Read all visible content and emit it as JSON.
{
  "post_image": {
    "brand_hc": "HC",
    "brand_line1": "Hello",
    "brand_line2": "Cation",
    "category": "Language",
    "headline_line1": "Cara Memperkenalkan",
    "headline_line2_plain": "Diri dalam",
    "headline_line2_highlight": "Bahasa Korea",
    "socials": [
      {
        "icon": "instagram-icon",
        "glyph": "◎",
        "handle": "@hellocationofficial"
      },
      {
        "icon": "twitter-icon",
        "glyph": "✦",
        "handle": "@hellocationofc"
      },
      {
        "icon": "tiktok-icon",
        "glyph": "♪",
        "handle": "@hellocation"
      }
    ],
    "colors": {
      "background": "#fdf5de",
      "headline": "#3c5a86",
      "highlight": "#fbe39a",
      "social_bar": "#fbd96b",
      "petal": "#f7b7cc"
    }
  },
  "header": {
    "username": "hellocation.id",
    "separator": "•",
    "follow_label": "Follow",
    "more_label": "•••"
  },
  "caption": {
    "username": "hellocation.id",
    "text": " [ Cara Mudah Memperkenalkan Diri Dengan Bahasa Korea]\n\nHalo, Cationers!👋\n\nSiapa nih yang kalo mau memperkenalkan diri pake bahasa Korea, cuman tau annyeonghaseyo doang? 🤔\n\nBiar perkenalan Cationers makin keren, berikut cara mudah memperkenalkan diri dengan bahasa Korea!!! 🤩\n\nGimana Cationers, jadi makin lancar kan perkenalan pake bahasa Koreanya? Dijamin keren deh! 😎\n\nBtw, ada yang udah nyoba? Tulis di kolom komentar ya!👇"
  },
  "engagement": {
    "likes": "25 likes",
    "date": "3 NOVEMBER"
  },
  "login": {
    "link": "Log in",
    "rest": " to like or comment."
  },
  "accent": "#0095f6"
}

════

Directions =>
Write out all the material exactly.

Exercise result =>
Read all visible content and emit it as JSON.
{
  "post_image": {
    "brand_hc": "HC",
    "brand_line1": "Hello",
    "brand_line2": "Cation",
    "category": "Language",
    "headline_line1": "Cara Memperkenalkan",
    "headline_line2_plain": "Diri dalam",
    "headline_line2_highlight": "Bahasa Korea",
    "socials": [
      {
        "icon": "instagram-icon",
        "glyph": "◎",
        "handle": "@hellocationofficial"
      },
      {
        "icon": "twitter-icon",
        "glyph": "✦",
        "handle": "@hellocationofc"
      },
      {
        "icon": "tiktok-icon",
        "glyph": "♪",
        "handle": "@hellocation"
      }
    ],
    "colors": {
      "background": "#fdf5de",
      "headline": "#3c5a86",
      "highlight": "#fbe39a",
      "social_bar": "#fbd96b",
      "petal": "#f7b7cc"
    }
  },
  "header": {
    "username": "hellocation.id",
    "separator": "•",
    "follow_label": "Follow",
    "more_label": "•••"
  },
  "caption": {
    "username": "hellocation.id",
    "text": " [ Cara Mudah Memperkenalkan Diri Dengan Bahasa Korea]\n\nHalo, Cationers!👋\n\nSiapa nih yang kalo mau memperkenalkan diri pake bahasa Korea, cuman tau annyeonghaseyo doang? 🤔\n\nBiar perkenalan Cationers makin keren, berikut cara mudah memperkenalkan diri dengan bahasa Korea!!! 🤩\n\nGimana Cationers, jadi makin lancar kan perkenalan pake bahasa Koreanya? Dijamin keren deh! 😎\n\nBtw, ada yang udah nyoba? Tulis di kolom komentar ya!👇"
  },
  "engagement": {
    "likes": "25 likes",
    "date": "3 NOVEMBER"
  },
  "login": {
    "link": "Log in",
    "rest": " to like or comment."
  },
  "accent": "#0095f6"
}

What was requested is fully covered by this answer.